» Your goal
Could you repeat all of the entries word for word, minus any pictures?

# # # # #

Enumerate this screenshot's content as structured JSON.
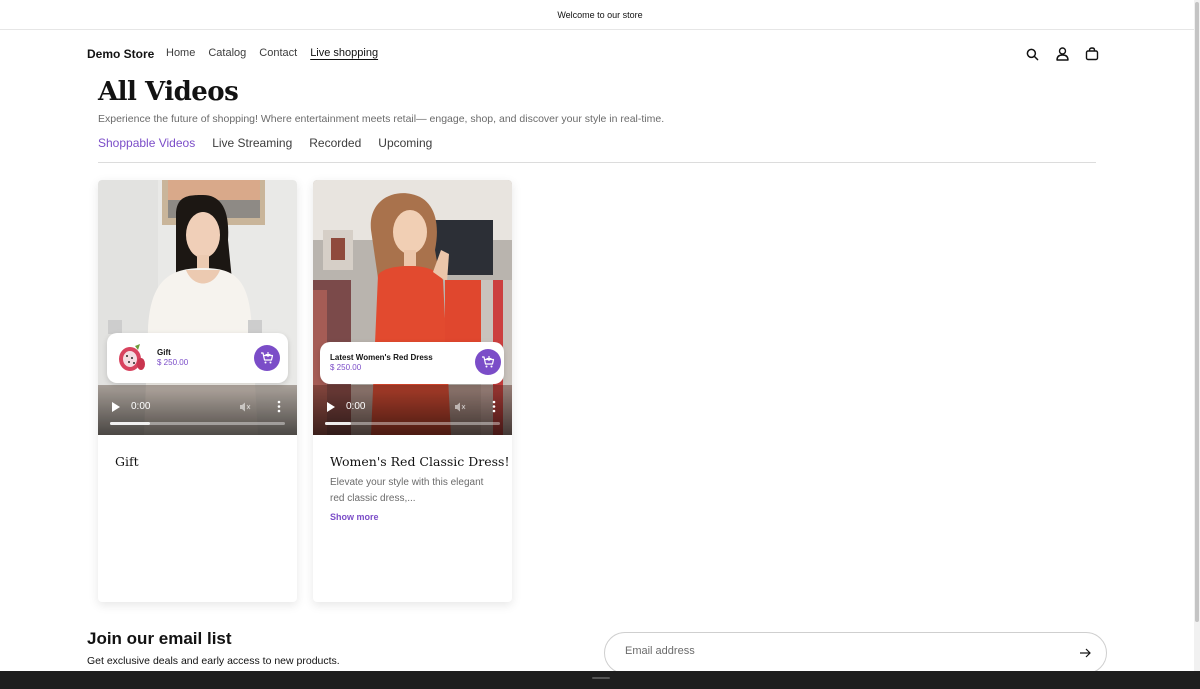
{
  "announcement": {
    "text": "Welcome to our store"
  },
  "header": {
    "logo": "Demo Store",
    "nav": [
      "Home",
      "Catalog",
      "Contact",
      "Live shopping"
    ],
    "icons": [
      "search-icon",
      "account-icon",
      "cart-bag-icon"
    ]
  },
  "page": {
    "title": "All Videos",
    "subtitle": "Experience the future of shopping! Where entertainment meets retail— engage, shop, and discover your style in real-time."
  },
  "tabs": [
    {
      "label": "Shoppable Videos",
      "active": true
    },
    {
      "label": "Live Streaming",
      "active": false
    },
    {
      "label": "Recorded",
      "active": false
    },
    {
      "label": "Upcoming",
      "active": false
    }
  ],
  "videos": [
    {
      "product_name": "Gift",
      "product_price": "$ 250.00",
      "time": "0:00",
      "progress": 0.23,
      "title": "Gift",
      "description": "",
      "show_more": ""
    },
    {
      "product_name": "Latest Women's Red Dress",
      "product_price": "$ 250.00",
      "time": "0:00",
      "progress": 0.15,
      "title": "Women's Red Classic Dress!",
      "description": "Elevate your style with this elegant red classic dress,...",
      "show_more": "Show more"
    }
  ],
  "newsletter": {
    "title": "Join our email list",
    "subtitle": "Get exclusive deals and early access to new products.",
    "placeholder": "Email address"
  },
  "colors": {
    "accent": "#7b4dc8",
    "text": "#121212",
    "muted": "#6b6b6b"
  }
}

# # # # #

» Output for this task
Enumerate this screenshot's content as structured JSON.
{
  "announcement": {
    "text": "Welcome to our store"
  },
  "header": {
    "logo": "Demo Store",
    "nav": [
      "Home",
      "Catalog",
      "Contact",
      "Live shopping"
    ],
    "icons": [
      "search-icon",
      "account-icon",
      "cart-bag-icon"
    ]
  },
  "page": {
    "title": "All Videos",
    "subtitle": "Experience the future of shopping! Where entertainment meets retail— engage, shop, and discover your style in real-time."
  },
  "tabs": [
    {
      "label": "Shoppable Videos",
      "active": true
    },
    {
      "label": "Live Streaming",
      "active": false
    },
    {
      "label": "Recorded",
      "active": false
    },
    {
      "label": "Upcoming",
      "active": false
    }
  ],
  "videos": [
    {
      "product_name": "Gift",
      "product_price": "$ 250.00",
      "time": "0:00",
      "progress": 0.23,
      "title": "Gift",
      "description": "",
      "show_more": ""
    },
    {
      "product_name": "Latest Women's Red Dress",
      "product_price": "$ 250.00",
      "time": "0:00",
      "progress": 0.15,
      "title": "Women's Red Classic Dress!",
      "description": "Elevate your style with this elegant red classic dress,...",
      "show_more": "Show more"
    }
  ],
  "newsletter": {
    "title": "Join our email list",
    "subtitle": "Get exclusive deals and early access to new products.",
    "placeholder": "Email address"
  },
  "colors": {
    "accent": "#7b4dc8",
    "text": "#121212",
    "muted": "#6b6b6b"
  }
}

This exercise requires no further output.